We have had 14(!) new developers join our team(s) in the last 8 weeks. Every single one of them will be using Git from day one. We have an aggressive deployment process using a centralized workflow – no dictator/lieutenants or any of that, every single developer pushes and pulls to and from the main repository. Our new devs are new – often new to Unix, new to Web development, and certainly new to Git.
Git is hard. Git is complicated. All the more so as the team size grows. Every single dev is expected to handle the complications of branching, staging, diffing, committing, merging, remotes, resets, rebasing, conflict resolution, and so on. HEAD. Index. Stash.
Git follows the Unix philosophy – everything is possible, but nothing is obvious. Git’s “porcelain” or ‘surface’ commands would be considered ‘plumbing’ anywhere else.

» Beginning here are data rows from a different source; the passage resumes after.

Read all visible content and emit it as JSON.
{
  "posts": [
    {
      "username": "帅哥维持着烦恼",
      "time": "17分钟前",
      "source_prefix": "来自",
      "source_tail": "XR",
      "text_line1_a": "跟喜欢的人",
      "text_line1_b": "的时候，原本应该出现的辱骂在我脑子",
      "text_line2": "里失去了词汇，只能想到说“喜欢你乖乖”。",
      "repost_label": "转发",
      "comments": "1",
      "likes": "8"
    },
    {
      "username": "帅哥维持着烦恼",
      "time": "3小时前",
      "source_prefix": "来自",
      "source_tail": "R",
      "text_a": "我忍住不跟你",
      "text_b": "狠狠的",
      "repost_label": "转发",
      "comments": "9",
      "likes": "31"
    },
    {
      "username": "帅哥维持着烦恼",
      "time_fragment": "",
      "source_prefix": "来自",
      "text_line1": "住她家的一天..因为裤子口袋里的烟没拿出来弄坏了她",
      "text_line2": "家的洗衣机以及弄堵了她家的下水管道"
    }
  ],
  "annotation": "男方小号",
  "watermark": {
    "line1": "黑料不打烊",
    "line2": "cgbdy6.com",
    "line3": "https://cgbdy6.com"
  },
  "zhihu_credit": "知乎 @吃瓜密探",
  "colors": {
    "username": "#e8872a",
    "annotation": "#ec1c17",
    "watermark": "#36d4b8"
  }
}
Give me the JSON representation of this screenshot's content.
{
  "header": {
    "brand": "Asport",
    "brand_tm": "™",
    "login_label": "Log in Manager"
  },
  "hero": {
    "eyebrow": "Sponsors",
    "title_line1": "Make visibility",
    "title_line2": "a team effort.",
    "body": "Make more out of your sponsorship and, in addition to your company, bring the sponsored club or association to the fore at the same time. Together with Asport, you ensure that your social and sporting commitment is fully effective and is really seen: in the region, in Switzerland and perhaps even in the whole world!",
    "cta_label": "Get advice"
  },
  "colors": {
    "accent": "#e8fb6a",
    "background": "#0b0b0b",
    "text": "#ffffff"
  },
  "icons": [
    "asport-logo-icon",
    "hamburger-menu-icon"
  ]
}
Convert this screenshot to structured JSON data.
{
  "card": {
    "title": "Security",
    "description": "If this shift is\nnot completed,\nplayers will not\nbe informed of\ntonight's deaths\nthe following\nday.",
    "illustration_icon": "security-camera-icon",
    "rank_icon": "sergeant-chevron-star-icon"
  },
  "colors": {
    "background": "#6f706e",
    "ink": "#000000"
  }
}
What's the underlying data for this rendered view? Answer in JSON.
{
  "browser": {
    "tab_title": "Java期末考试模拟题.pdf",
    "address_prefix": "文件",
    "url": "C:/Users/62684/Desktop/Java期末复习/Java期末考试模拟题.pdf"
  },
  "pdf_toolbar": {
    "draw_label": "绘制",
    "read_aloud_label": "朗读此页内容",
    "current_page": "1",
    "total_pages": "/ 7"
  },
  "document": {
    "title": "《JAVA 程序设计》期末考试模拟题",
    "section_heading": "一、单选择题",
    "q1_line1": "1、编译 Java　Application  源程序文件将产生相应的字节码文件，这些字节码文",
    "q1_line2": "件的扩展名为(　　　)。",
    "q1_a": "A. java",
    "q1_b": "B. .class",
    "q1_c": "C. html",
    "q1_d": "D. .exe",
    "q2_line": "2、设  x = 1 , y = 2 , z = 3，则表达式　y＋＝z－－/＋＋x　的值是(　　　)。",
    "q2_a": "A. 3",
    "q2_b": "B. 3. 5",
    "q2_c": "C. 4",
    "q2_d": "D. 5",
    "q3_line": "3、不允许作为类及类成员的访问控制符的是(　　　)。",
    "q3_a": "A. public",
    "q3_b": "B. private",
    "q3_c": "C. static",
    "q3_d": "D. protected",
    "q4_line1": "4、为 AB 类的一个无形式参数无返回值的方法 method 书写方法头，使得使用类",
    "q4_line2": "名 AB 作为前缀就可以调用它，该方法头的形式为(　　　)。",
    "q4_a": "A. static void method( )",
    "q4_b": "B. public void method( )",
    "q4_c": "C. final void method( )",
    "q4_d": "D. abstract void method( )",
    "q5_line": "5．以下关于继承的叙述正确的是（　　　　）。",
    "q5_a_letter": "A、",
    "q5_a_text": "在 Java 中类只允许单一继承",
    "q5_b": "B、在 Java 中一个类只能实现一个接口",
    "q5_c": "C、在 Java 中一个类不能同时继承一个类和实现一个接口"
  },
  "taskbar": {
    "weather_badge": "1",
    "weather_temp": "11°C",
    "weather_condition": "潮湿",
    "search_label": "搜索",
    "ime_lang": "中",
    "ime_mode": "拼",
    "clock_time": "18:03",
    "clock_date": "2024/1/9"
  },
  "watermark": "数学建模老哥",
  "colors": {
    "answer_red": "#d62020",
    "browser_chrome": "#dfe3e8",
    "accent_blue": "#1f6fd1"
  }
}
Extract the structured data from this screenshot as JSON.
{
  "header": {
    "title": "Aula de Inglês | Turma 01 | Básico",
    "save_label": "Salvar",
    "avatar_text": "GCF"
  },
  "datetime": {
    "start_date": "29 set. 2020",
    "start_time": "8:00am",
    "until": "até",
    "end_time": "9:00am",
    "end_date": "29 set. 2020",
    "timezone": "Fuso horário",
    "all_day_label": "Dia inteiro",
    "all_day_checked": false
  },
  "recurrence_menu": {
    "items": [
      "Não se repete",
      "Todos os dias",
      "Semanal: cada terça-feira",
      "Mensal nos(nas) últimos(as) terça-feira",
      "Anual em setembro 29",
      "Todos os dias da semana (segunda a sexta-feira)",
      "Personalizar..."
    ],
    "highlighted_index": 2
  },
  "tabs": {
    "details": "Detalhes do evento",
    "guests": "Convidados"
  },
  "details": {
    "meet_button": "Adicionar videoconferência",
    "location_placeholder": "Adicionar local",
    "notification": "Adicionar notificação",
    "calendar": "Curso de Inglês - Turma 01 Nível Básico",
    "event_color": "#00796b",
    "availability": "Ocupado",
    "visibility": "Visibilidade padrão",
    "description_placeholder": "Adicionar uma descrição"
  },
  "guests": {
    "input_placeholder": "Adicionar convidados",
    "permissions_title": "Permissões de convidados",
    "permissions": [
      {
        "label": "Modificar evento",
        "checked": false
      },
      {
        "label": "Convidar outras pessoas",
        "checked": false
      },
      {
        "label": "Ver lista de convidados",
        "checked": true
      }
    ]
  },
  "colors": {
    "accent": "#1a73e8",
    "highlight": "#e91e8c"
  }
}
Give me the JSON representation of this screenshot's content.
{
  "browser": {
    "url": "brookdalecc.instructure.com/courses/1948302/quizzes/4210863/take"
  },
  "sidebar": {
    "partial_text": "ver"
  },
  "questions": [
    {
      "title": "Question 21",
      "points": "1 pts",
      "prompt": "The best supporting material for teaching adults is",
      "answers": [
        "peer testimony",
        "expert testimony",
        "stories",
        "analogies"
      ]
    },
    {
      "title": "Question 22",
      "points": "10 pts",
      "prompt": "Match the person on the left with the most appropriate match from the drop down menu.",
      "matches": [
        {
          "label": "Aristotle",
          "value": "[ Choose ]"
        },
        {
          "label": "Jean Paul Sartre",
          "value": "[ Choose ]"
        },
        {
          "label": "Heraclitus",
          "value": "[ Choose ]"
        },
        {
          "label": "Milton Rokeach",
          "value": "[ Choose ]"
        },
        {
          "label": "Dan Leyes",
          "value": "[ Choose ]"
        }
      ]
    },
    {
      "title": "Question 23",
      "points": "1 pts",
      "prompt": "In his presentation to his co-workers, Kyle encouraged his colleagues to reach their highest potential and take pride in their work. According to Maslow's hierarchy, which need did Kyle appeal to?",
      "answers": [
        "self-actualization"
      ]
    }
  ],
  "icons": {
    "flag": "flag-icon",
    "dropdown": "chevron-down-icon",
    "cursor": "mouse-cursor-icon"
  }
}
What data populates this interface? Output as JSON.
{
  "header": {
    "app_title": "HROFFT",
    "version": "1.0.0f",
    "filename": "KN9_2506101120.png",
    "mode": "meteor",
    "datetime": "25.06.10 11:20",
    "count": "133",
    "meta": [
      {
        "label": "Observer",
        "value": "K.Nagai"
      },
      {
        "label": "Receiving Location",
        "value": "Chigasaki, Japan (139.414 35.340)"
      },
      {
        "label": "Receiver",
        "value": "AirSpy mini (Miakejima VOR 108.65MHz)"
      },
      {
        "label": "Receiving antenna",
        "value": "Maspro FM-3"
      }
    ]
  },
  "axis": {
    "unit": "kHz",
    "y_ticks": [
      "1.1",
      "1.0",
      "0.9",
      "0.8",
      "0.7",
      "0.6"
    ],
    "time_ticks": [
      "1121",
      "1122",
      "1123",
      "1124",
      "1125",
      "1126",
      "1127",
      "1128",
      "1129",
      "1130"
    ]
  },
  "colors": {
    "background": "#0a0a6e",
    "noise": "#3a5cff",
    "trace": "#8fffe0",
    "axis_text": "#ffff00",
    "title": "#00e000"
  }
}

One solution would be to use a GUI, but that would just be hiding the problem (though perhaps this option should not be dismissed so easily).
Regrettably, it has been my experience that most Git documentation and tutorials are either of the ‘Hello Branch’ variety or of the ‘git plumbing internals’ persuasion, and fail to hit the balance of robustness and accessibility new devs need. This is par for the course with many complicated/technical topics: those who understand it well, struggle to explain it to those less comfortable. You can always tell people to read the man pages, but when it’s your devs and your code on the online, fixing the problem is more important displaying your hard-coreness. Otherwise, new devs just pick up the minimum they can/need in order to survive, and (ab)use Git to their own (and our) detriment.
Lastly, explaining something is always the best way to learn, and explaining Git has been a great for me to improve my Git understanding.
So anyway, I am undertaking a humble effort to create a better Git tutorial. This will include:
- A single-command setup for a local Git sandbox, so devs can experiment with advanced command without fear of destroying their (or others’) work.
- A step-by-step walk-through of important Git commands and settings, explaining the reasoning and practicing together in said tutorial.
- An (admittedly) opinionated dictation of the correct workflow when working on a feature.
- A (hopefully) reference-style index for those just coming for a quick ‘how do I do that’.
Necessarily, many of the issues will be simplified or approximated, to facilitate understanding over exactness.
I have personally found myself asking about and later explaining these topics over and over. It took me some time to come around to creating my own Git sandbox to practice. Hopefully this will at least help some people, some of the time.
Naturally, this is not the first or last Git tutorial, sandbox, or even book. That’s fine – I am not trying to compete with anyone else, just fill the void my personal way, which I felt has been lacking.
Further drafts will hopefully be prettified and strengthened. Contributions will of course be welcome.